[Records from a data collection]
....

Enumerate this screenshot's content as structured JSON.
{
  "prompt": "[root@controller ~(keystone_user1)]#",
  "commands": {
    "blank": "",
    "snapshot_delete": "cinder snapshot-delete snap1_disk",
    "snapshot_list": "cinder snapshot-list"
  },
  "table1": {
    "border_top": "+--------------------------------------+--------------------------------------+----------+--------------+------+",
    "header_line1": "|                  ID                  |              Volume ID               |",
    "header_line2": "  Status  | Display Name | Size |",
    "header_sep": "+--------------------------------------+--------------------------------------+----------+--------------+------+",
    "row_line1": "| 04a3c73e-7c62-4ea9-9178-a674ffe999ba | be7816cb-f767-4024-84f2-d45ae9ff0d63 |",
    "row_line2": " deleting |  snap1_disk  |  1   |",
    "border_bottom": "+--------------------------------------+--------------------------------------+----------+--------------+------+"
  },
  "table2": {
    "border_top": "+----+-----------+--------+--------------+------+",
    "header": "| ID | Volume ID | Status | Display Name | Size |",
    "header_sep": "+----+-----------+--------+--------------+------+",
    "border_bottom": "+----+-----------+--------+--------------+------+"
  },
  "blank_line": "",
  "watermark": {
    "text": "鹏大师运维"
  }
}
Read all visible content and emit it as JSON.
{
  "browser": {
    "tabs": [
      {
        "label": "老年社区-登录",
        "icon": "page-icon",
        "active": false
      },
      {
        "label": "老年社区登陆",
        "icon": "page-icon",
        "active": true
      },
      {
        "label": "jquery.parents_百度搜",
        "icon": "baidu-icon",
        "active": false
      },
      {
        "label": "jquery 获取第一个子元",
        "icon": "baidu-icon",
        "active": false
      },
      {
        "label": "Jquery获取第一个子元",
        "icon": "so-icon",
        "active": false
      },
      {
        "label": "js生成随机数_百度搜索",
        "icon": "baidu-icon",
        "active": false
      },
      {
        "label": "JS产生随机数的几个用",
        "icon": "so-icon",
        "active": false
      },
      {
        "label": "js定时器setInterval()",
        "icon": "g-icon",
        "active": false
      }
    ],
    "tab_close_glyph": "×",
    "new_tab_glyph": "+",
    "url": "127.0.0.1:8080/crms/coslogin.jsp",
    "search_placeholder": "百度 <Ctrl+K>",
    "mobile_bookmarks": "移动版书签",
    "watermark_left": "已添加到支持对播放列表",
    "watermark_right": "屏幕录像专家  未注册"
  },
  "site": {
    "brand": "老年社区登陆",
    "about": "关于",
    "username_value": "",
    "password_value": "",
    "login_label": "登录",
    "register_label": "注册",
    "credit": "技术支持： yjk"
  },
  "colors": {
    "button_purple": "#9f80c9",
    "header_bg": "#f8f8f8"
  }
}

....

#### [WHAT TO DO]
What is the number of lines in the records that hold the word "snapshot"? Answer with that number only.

#### [COMPLETED EXERCISE]
2